This month’s Joe Sixpack, thankless cog, common schlub, Queen of the Quotidian, a virtual dyed-in-the-wool worker bee. It’s family (Asteraceae) is the most populous in world, (some might argue Orchidaceae but let’s not get into that) and the genus has over 500 members. What it lacks in glitz it makes up for in garden utility and cultural significance and mystique. Blooming right now in the wild, take a deep bow Artemisia douglasiana:
Named for a 19th century Scottish botanist and explorer, mugwort is a close cousin of wormwood (absinthe) and our local California Sagebrush. While you could find it virtually anywhere in Ojai it generally prefers some shade and moisture to really thrive. Growing in slowly spreading colonies, mugwort is considered an herbaceous perennial, dying back to the ground in the late summer after flowering. The more water available the faster it will spread.
Stalks can get up to 5 feet high with 2 inch long leaves, usually somewhat toothed in appearance.
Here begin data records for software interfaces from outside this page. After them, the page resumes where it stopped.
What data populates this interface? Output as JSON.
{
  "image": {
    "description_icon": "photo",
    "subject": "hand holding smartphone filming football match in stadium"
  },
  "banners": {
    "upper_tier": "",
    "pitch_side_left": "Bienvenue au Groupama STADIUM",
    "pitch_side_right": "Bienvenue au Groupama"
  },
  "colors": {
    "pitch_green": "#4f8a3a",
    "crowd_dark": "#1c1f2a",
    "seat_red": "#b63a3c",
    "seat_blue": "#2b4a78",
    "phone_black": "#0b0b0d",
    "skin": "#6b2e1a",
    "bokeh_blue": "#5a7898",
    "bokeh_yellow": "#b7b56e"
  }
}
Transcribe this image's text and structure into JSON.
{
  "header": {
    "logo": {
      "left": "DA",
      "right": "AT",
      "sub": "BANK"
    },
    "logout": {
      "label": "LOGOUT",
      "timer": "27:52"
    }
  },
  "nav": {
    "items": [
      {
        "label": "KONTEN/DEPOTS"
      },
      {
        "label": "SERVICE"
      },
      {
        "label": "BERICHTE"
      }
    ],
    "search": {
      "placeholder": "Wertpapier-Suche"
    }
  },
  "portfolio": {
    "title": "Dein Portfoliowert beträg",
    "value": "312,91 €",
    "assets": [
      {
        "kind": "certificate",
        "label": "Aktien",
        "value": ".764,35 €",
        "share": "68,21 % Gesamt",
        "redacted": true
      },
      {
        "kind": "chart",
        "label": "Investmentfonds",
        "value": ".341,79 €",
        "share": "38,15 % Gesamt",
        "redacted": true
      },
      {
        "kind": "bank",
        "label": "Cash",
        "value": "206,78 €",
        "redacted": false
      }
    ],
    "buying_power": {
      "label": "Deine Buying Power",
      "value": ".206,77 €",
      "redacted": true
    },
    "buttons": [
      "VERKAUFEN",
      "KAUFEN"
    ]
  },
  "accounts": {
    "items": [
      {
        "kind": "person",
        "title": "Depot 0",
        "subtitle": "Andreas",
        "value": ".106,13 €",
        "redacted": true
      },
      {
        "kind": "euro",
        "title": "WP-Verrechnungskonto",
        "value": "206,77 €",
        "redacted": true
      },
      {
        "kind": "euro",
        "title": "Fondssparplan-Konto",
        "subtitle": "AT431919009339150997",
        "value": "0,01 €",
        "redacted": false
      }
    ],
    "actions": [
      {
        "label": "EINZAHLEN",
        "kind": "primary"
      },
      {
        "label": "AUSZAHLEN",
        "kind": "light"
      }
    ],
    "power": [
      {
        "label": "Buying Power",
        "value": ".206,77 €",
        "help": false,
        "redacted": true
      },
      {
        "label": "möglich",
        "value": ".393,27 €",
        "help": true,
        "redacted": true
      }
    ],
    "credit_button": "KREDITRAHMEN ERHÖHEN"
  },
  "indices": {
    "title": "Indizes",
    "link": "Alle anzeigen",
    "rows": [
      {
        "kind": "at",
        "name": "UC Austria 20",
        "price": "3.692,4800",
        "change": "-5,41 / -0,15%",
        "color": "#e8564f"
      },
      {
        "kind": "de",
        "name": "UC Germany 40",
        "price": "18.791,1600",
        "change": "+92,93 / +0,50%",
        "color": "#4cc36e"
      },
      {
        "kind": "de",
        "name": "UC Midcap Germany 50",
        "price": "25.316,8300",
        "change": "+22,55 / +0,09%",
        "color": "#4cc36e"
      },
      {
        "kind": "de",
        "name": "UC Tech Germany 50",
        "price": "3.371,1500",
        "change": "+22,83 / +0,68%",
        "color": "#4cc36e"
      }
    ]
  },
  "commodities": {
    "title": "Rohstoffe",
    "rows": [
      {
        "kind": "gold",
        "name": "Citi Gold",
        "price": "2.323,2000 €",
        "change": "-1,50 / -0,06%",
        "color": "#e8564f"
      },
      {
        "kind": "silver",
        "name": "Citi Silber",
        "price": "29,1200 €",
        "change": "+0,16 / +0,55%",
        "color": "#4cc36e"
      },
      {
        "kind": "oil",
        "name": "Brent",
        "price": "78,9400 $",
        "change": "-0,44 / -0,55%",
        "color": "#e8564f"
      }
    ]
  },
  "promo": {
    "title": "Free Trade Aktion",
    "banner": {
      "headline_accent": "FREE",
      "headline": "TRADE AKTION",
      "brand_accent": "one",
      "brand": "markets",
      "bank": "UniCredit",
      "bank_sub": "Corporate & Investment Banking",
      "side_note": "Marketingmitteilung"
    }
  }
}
Dark green on the top and silvery gray on the bottom, the foliage has a minty scent to the touch, rubbing the leaves will also produce a powdery substance which can be rolled into a ball.
The flowers are tiny, yellow and inconspicuous, blooming from July through September, and I’ll be honest you won’t notice them unless you are looking for them. They closely resemble the flowers of mugwort’s closest cousin, California Sagebrush.
There is probably no plant easier in the nursery world to propagate than mugwort. Collect a handful of seeds in September and spread them in a pot with a perlite/soil mix and within days you’ll have babies. If that’s not fast enough for you snip a healthy growing stalk of your friend’s mugwort and put it right in a pot, no growth hormone required.
Mugwort’s history as an important medicinal and cultural herb is well documented. Rub it directly on your skin as an insect repellant or to ease the itch an rash of poison oak. A tea made from the stem and leaves has been reported to ease muscle and joint pain as well as the symptoms of PMS. Inhaling the smoke of burned leaves or putting a bundle of mugwort in one’s pillow is supposed to clarify and intensify dreams as well as ward off nightmares.
My favorite use from Jan Timbrook’s book involved the fine white powder from the bottoms of the leaves I mentioned that can be slowly formed into a ball. Chumash medicine men would expertly form a large cone of the powder and place it directly on the wound or sore of a patient. He would then light the cone, letting it slowly burn down to the skin, cauterizing the wound and promoting healing. Don’t know if I’d try that one, but go ahead and snip a sprig and let me know how your dreams work out tonight…